Debate on European Year of Cultural Heritage
In conjunction with the meeting of the “Comite des Affaires culturelles” (CAC) of the EU Council, the Italian and Spanish Permanent Representations to the EU organised on 28 October in Brussels a policy debate entitled ‘A European Year for Cultural Heritage: Sharing heritage, a common challenge’ moderated by the Secretary General of Europa Nostra, Sneska Quaedvlieg-Mihailovic. Hosted by the Banca Monte Paschi Belgium, and introduced by Ambassador Stefano Sannino, Permanent Representative of Italy to the EU, this policy debate had the multiple goal of providing convincing arguments about the importance of dedicating a European Year to cultural heritage, identifying the key axes around which such a Year should be organised and gathering support from both private sector actors and civil society. The formal decision to establish a European Year must be taken by the European Commission Presidency, before becoming the object of a legislative procedure involving the European Parliament and the Council of Ministers.

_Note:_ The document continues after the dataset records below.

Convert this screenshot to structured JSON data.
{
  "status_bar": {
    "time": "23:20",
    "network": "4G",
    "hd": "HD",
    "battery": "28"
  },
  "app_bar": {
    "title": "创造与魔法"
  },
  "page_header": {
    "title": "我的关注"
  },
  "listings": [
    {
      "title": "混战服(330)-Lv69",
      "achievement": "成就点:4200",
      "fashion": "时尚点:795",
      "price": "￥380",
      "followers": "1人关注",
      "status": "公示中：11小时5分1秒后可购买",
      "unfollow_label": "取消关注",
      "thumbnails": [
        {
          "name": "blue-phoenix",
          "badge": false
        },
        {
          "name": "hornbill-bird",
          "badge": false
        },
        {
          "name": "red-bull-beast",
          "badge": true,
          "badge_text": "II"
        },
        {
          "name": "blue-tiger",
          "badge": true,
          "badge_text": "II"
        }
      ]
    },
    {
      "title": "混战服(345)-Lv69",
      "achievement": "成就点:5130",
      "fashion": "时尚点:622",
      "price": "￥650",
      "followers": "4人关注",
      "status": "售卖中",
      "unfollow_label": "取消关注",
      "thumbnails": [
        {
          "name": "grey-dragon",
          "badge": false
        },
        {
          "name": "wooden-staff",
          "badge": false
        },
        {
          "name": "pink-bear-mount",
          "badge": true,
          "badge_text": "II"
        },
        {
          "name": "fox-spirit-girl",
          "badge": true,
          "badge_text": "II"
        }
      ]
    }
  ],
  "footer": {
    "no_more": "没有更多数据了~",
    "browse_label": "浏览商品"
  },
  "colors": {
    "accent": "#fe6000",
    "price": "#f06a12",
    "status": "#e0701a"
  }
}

To achieve this overarching goal, the discussion took place among committed speakers who represent different actors, both public and private, relevant for the implementation of such a Year: Uwe Koch, representing both the German National Heritage and the Reflection Group “EU & Cultural Heritage” – an informal group composed of representatives of the Culture ministries of certain Member States -; Orane Proisy, representing the French Culture Ministry; Flora Van Regteren Altena, from the Dutch Ministry of Culture representing the upcoming Dutch Presidency of the European Union; Walter Zampieri, Head of Unit at the Directorate General for Education and Culture at the European Commission and Pierluigi Sacco, Professor of Cultural Economics, IULM University of Milan. The debate was introduced and moderated by Europa Nostra’s Secretary General,Sneska Quaedvlieg-Mihailovic, representing Europe’s civil society committed to heritage.

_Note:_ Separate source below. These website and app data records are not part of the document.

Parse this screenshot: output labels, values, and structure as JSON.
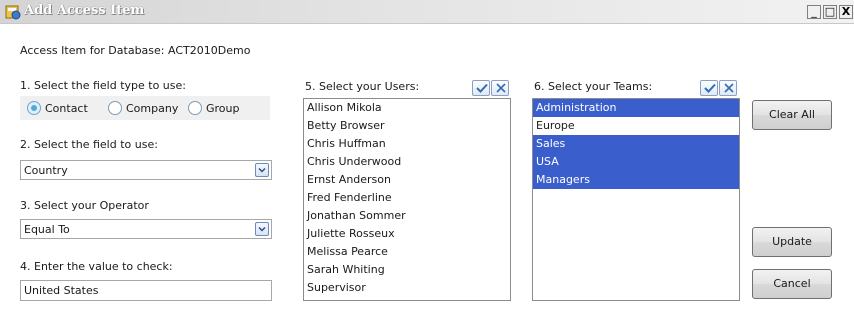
{
  "window": {
    "title": "Add Access Item",
    "app_icon": "app-icon",
    "controls": {
      "minimize": "_",
      "maximize": "□",
      "close": "X"
    }
  },
  "header": {
    "label": "Access Item for Database:",
    "database": "ACT2010Demo"
  },
  "field_type": {
    "label": "1. Select the field type to use:",
    "options": [
      "Contact",
      "Company",
      "Group"
    ],
    "selected": "Contact"
  },
  "field": {
    "label": "2. Select the field to use:",
    "value": "Country"
  },
  "operator": {
    "label": "3. Select your Operator",
    "value": "Equal To"
  },
  "value_check": {
    "label": "4. Enter the value to check:",
    "value": "United States"
  },
  "users": {
    "label": "5. Select your Users:",
    "items": [
      "Allison Mikola",
      "Betty Browser",
      "Chris Huffman",
      "Chris Underwood",
      "Ernst Anderson",
      "Fred Fenderline",
      "Jonathan Sommer",
      "Juliette Rosseux",
      "Melissa Pearce",
      "Sarah Whiting",
      "Supervisor"
    ],
    "selected": []
  },
  "teams": {
    "label": "6. Select your Teams:",
    "items": [
      "Administration",
      "Europe",
      "Sales",
      "USA",
      "Managers"
    ],
    "selected": [
      "Administration",
      "Sales",
      "USA",
      "Managers"
    ]
  },
  "buttons": {
    "clear_all": "Clear All",
    "update": "Update",
    "cancel": "Cancel"
  },
  "colors": {
    "selection": "#3a5fcd",
    "check_icon": "#2f6fb8",
    "clear_icon": "#2f6fb8"
  }
}
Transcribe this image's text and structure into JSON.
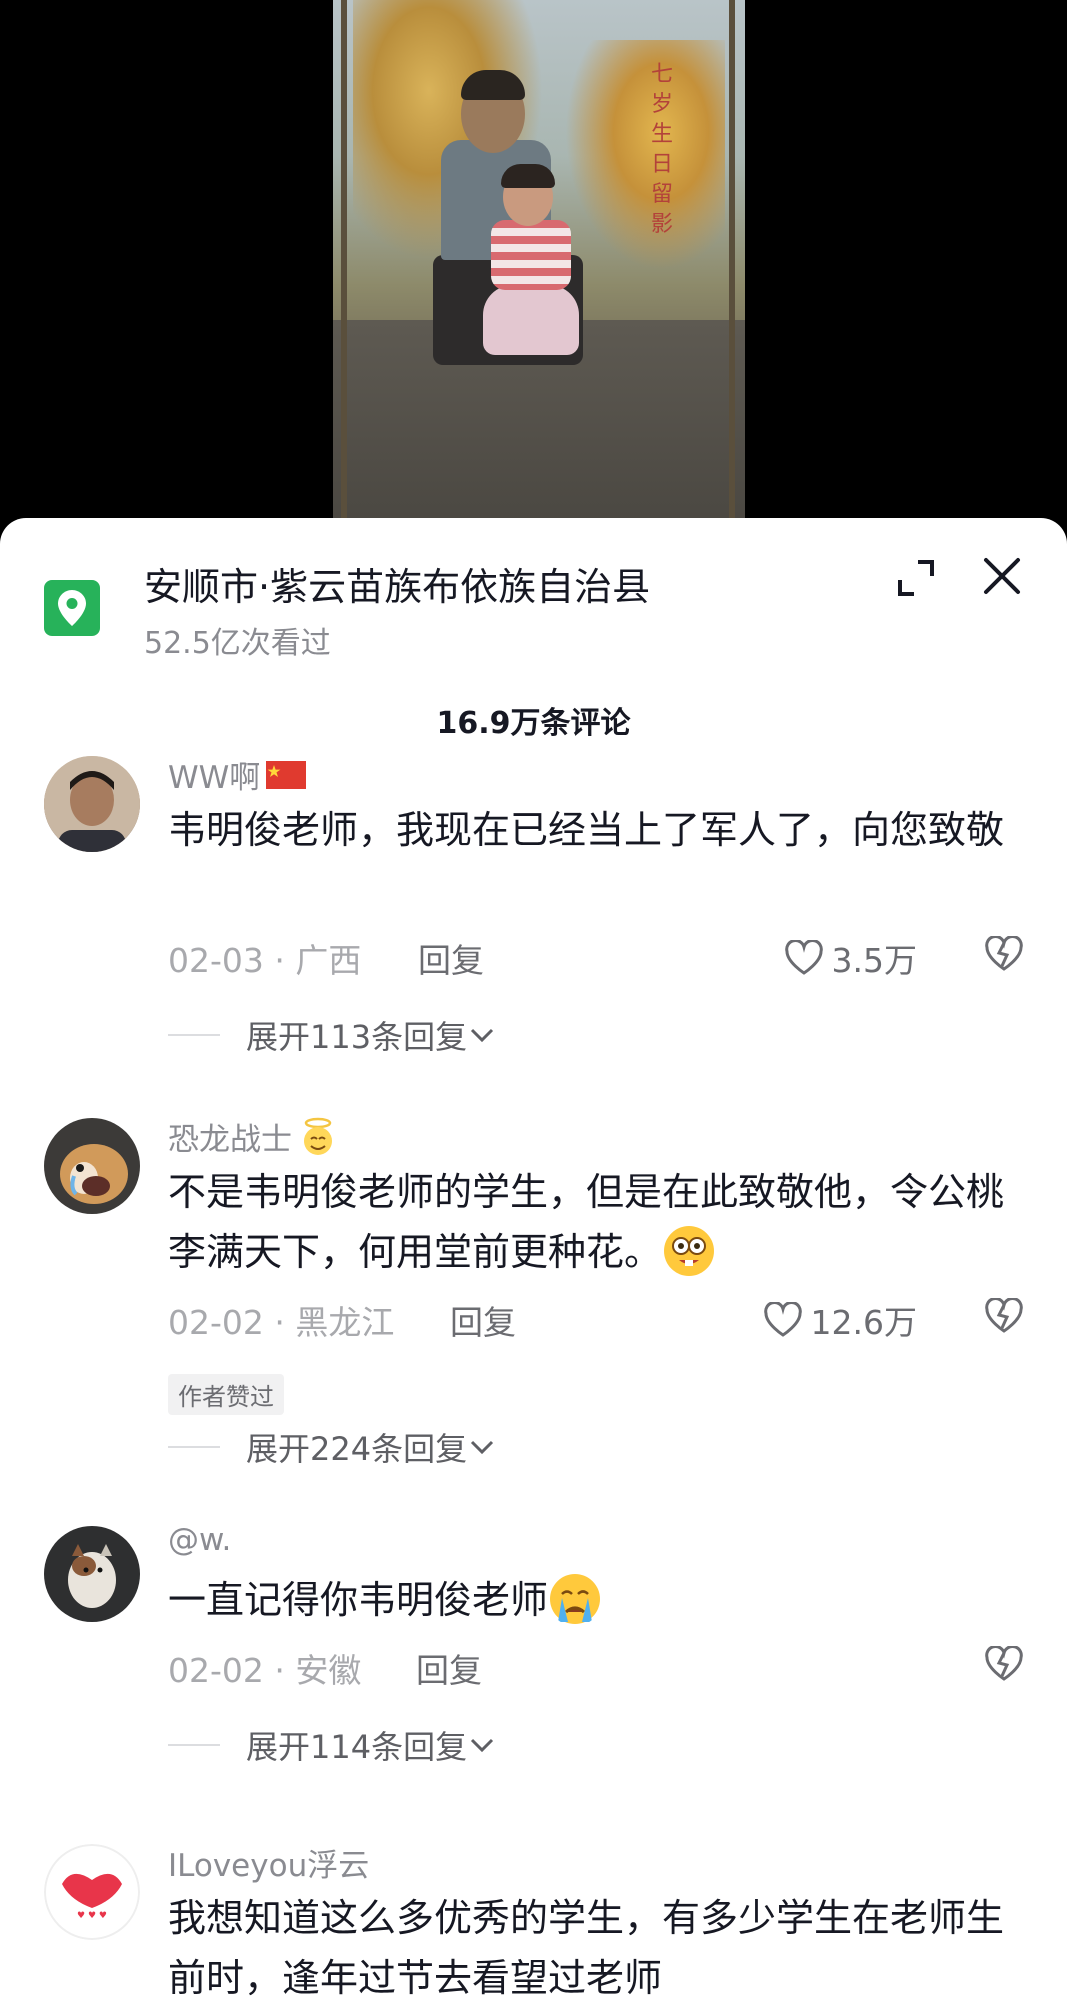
{
  "location": {
    "title": "安顺市·紫云苗族布依族自治县",
    "views": "52.5亿次看过"
  },
  "comment_count": "16.9万条评论",
  "comments": [
    {
      "username": "WW啊",
      "text": "韦明俊老师，我现在已经当上了军人了，向您致敬",
      "date_region": "02-03 · 广西",
      "reply_label": "回复",
      "likes": "3.5万",
      "expand_label": "展开113条回复"
    },
    {
      "username": "恐龙战士",
      "text": "不是韦明俊老师的学生，但是在此致敬他，令公桃李满天下，何用堂前更种花。",
      "date_region": "02-02 · 黑龙江",
      "reply_label": "回复",
      "likes": "12.6万",
      "badge": "作者赞过",
      "expand_label": "展开224条回复"
    },
    {
      "username": "@w.",
      "text": "一直记得你韦明俊老师",
      "date_region": "02-02 · 安徽",
      "reply_label": "回复",
      "expand_label": "展开114条回复"
    },
    {
      "username": "ILoveyou浮云",
      "text": "我想知道这么多优秀的学生，有多少学生在老师生前时，逢年过节去看望过老师"
    }
  ],
  "photo_inscription": "七岁生日留影",
  "icons": {
    "location": "location-pin-icon",
    "expand": "expand-icon",
    "close": "close-icon",
    "like": "heart-icon",
    "dislike": "broken-heart-icon",
    "chevron": "chevron-down-icon"
  },
  "colors": {
    "accent_green": "#27b25a",
    "text_primary": "#161823",
    "text_secondary": "#8a8b91"
  }
}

The main arguments put forward during the debate included all the necessary ingredients to ensure a successful Year. All the speakers conveyed strong messages regarding the importance of heritage in both intrinsic and instrumental terms, enthusiastically underlining the very symbolism of the year 2018. They stressed the central role played by heritage for our identity as well as its huge potential in supporting the implementation of the ten priorities of the Juncker Commission, especially as regards job creation and boosting economic growth, the digital single market, the agenda on migration and the goal of asserting EU as a Global Actor. IN his remarks, Pierluigi Sacco stated that heritage is primarily a formidable repository of ideas and of innovation, inviting policy makers to make good use heritage to build “cross-overs” between different policy areas. Policy makers also ought to develop “hybrid spaces” by using heritage as a source of technological innovation as well as a means of “redesigning the knowledge architecture of our cities” instead of limiting the connection between heritage and technology to mere digitisation.

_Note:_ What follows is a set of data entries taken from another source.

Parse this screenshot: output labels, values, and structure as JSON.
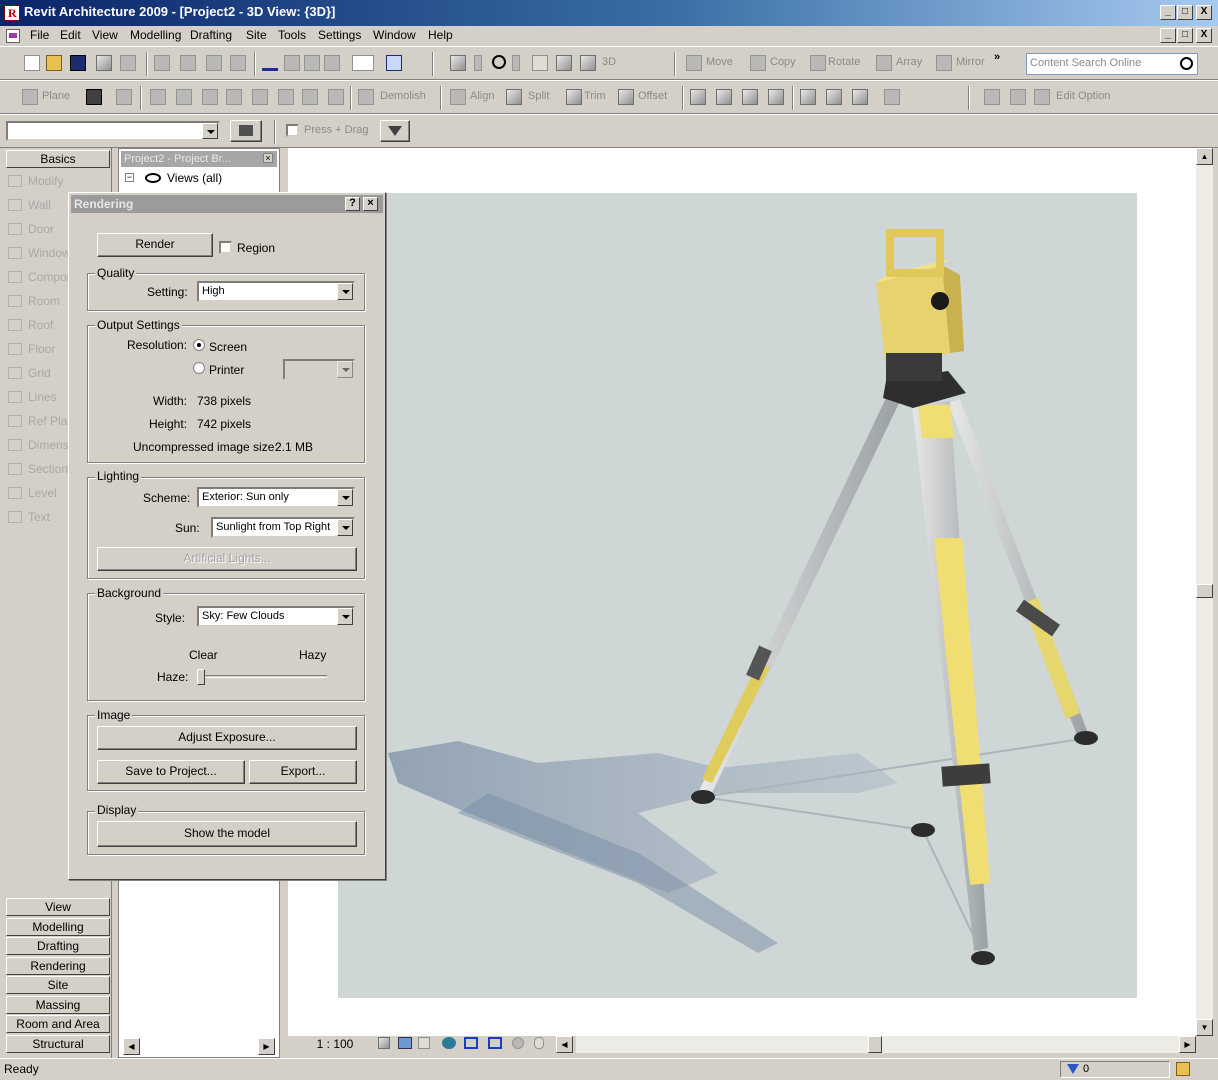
{
  "window": {
    "title": "Revit Architecture 2009 - [Project2 - 3D View: {3D}]",
    "controls": [
      "_",
      "□",
      "X"
    ]
  },
  "menu": [
    "File",
    "Edit",
    "View",
    "Modelling",
    "Drafting",
    "Site",
    "Tools",
    "Settings",
    "Window",
    "Help"
  ],
  "toolbar1": {
    "labels": [
      "3D",
      "Move",
      "Copy",
      "Rotate",
      "Array",
      "Mirror"
    ],
    "search_placeholder": "Content Search Online",
    "overflow": "»"
  },
  "toolbar2": {
    "labels": [
      "Plane",
      "Demolish",
      "Align",
      "Split",
      "Trim",
      "Offset",
      "Edit Option"
    ]
  },
  "toolbar3": {
    "press_drag": "Press + Drag"
  },
  "designbar": {
    "top_tab": "Basics",
    "items": [
      "Modify",
      "Wall",
      "Door",
      "Window",
      "Compon",
      "Room",
      "Roof",
      "Floor",
      "Grid",
      "Lines",
      "Ref Pla",
      "Dimensi",
      "Section",
      "Level",
      "Text"
    ],
    "bottom_tabs": [
      "View",
      "Modelling",
      "Drafting",
      "Rendering",
      "Site",
      "Massing",
      "Room and Area",
      "Structural"
    ]
  },
  "browser": {
    "header": "Project2 - Project Br...",
    "tree_root": "Views (all)"
  },
  "dialog": {
    "title": "Rendering",
    "render_button": "Render",
    "region_label": "Region",
    "quality": {
      "group": "Quality",
      "setting_label": "Setting:",
      "setting_value": "High"
    },
    "output": {
      "group": "Output Settings",
      "resolution_label": "Resolution:",
      "screen": "Screen",
      "printer": "Printer",
      "width_label": "Width:",
      "width_value": "738 pixels",
      "height_label": "Height:",
      "height_value": "742 pixels",
      "size_label": "Uncompressed image size:",
      "size_value": "2.1 MB"
    },
    "lighting": {
      "group": "Lighting",
      "scheme_label": "Scheme:",
      "scheme_value": "Exterior: Sun only",
      "sun_label": "Sun:",
      "sun_value": "Sunlight from Top Right",
      "artificial_button": "Artificial Lights..."
    },
    "background": {
      "group": "Background",
      "style_label": "Style:",
      "style_value": "Sky: Few Clouds",
      "clear": "Clear",
      "hazy": "Hazy",
      "haze_label": "Haze:",
      "haze_level": 0.0
    },
    "image": {
      "group": "Image",
      "adjust_button": "Adjust Exposure...",
      "save_button": "Save to Project...",
      "export_button": "Export..."
    },
    "display": {
      "group": "Display",
      "show_button": "Show the model"
    }
  },
  "viewcontrol": {
    "scale": "1 : 100"
  },
  "status": {
    "text": "Ready",
    "filter_count": "0"
  }
}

Everyone agreed that the challenges ahead are important and crucial in determining not only the role of heritage in our societies but also the very future of the European Union itself, as a leader in fields of research and innovation, and as a promoter of cohesive multicultural societies and sustainable development, concluding that indeed organising a European Year of Cultural Heritage would contribute to give substance to the EU motto “united in diversity”.